North to South

By Alexandra Mouratidou


Spring is heard.

Seasons are strange here:

there is another topography in the senses. 

You’re smiling, but you don’t really get it,

sitting indolently on your garden’s blue bench,

disturbing the midday siesta of a geranium

with my letter’s crinkling.


I ate one when I saw you crying for Manos,

to see your sudden silence feigning a smile.

Really, was he finally buried in Samos?


Once you told me,

I dont know anyone else in such a hurry to grow old as you are.


I keep thinking of it

as I spend my days anxious,

as to whether the fog will mislead the ships:

where are they heading and why is it important?

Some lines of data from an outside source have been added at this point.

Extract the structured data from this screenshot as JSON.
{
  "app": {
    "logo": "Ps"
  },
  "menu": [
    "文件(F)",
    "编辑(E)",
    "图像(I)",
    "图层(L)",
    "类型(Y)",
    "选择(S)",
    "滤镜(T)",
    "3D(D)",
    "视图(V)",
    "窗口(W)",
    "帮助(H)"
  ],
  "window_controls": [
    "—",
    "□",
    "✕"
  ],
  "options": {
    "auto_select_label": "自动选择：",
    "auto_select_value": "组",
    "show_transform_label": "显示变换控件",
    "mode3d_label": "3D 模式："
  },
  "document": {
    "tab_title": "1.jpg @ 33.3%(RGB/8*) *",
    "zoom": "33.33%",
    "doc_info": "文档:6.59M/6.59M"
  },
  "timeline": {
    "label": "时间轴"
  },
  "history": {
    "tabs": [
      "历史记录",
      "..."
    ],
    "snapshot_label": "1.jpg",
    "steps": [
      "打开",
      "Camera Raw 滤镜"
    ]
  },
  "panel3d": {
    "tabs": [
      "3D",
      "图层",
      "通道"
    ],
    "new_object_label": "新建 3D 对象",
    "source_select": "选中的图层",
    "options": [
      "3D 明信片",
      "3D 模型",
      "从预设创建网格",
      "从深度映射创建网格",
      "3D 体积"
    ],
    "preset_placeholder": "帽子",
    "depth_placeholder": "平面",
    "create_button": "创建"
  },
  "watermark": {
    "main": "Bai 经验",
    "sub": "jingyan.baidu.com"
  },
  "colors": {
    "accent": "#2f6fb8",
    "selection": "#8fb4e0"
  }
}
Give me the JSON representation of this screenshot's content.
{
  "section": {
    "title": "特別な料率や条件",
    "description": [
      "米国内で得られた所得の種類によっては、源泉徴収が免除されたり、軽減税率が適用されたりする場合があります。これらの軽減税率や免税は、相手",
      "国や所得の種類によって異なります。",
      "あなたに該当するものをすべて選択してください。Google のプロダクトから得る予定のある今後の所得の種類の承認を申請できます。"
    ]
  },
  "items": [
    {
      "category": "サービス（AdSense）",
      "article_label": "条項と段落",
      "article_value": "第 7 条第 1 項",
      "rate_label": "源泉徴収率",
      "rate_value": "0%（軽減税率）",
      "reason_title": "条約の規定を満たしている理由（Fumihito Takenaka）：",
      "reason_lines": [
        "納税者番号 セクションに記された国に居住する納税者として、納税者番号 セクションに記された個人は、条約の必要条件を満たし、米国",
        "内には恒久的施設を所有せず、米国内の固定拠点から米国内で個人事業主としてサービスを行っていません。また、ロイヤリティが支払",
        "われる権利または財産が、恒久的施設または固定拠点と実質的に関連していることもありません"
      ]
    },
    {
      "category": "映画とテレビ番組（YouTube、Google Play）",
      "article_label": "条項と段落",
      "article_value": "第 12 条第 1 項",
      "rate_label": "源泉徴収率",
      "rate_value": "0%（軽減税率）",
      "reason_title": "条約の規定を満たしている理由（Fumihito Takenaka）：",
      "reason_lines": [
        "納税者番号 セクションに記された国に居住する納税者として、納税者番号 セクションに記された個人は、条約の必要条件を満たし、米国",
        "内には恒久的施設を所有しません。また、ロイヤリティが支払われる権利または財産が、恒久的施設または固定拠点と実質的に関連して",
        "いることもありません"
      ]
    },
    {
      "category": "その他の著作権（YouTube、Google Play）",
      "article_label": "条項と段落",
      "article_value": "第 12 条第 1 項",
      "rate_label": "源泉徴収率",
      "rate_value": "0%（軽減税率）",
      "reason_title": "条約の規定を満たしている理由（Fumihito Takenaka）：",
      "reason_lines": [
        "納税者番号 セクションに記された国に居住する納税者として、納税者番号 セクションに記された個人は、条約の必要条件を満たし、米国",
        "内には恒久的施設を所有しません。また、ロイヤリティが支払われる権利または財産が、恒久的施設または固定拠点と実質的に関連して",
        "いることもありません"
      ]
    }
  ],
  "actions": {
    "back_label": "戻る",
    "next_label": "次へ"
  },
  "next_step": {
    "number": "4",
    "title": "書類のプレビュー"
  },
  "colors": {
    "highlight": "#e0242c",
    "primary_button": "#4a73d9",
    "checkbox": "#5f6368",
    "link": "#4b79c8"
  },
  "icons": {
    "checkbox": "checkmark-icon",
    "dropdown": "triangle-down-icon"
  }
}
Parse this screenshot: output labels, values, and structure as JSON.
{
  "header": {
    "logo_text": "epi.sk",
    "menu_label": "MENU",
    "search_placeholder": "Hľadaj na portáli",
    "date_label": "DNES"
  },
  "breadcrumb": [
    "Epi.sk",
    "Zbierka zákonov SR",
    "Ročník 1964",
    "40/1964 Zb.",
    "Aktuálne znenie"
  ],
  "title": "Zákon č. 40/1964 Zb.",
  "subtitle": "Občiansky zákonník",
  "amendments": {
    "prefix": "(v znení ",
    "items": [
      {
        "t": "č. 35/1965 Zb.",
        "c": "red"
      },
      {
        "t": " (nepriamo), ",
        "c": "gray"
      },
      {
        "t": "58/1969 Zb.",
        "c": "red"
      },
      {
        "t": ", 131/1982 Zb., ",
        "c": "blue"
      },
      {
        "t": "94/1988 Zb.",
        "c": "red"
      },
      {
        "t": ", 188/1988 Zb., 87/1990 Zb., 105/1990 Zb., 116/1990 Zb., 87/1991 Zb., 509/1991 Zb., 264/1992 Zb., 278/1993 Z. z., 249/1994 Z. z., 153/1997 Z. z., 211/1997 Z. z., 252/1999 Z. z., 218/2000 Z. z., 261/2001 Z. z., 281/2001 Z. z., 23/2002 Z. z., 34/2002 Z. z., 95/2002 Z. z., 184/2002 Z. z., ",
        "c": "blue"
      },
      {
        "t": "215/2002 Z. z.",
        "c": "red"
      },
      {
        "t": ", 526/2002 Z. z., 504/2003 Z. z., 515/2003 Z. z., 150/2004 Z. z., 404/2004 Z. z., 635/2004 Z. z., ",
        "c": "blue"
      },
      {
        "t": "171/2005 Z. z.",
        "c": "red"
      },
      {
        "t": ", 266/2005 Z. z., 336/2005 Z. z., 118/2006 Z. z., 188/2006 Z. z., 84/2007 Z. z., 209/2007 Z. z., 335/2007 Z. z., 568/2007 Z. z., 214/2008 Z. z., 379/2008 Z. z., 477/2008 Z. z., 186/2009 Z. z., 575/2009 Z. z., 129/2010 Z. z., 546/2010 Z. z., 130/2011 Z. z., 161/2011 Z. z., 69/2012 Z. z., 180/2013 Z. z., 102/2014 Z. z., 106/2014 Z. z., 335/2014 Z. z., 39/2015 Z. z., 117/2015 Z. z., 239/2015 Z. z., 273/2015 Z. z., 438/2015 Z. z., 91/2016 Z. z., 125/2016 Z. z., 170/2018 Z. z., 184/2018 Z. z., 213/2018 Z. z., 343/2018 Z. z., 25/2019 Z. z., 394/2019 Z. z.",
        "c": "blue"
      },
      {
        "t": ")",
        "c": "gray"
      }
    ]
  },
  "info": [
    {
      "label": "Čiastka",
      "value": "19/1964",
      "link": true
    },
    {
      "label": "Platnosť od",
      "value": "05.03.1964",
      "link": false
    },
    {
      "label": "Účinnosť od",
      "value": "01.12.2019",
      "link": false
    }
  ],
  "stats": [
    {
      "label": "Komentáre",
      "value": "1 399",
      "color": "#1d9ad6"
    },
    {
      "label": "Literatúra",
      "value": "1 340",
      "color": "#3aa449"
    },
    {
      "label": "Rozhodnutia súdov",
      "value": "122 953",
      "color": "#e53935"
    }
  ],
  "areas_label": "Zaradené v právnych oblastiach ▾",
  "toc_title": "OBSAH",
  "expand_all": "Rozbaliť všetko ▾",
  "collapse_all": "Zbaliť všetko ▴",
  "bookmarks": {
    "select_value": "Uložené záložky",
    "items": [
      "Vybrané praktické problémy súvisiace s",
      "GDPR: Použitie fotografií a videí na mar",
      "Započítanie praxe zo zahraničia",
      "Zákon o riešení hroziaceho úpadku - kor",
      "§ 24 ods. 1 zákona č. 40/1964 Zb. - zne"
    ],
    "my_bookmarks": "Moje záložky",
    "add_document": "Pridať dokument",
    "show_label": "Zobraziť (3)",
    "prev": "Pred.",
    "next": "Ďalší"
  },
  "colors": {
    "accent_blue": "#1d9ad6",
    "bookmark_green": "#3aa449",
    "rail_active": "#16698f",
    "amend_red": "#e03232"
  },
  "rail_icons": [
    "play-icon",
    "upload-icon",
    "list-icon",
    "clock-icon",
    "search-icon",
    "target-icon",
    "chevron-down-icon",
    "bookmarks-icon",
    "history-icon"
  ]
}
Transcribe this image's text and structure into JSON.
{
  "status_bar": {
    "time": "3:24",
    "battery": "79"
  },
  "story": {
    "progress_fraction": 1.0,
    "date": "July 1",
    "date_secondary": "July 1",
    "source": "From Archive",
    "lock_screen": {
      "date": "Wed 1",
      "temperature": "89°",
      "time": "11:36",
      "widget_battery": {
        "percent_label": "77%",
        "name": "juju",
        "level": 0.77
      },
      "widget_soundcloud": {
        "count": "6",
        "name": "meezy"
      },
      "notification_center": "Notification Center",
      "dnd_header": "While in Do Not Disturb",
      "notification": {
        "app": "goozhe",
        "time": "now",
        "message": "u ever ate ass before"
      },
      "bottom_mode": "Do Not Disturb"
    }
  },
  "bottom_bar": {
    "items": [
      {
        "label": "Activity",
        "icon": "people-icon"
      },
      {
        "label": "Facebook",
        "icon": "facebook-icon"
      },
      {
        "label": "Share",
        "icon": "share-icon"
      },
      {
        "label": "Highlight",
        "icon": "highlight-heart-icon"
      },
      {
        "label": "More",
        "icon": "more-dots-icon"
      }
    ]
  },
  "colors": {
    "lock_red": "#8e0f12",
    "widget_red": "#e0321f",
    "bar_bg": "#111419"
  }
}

Or, if the beacon will signal its ambivalent presence,

a sign:

what does it say and whom is it for?

And I grow old.

And each year we meet

on the 16th

we just add another number.


It’s not the years, though. No,

it’s the love of those we lose

that makes us old,

evaporated and materialized into

a hand

a tongue

a toe.

And every time another one goes

a wrinkle

a blotch

a freckle is added

onto the skin of this ethereal body.


Maybe that’s God. Growing old too.

And as the years go by,

love gets tired of losing

and eventually

we leave too.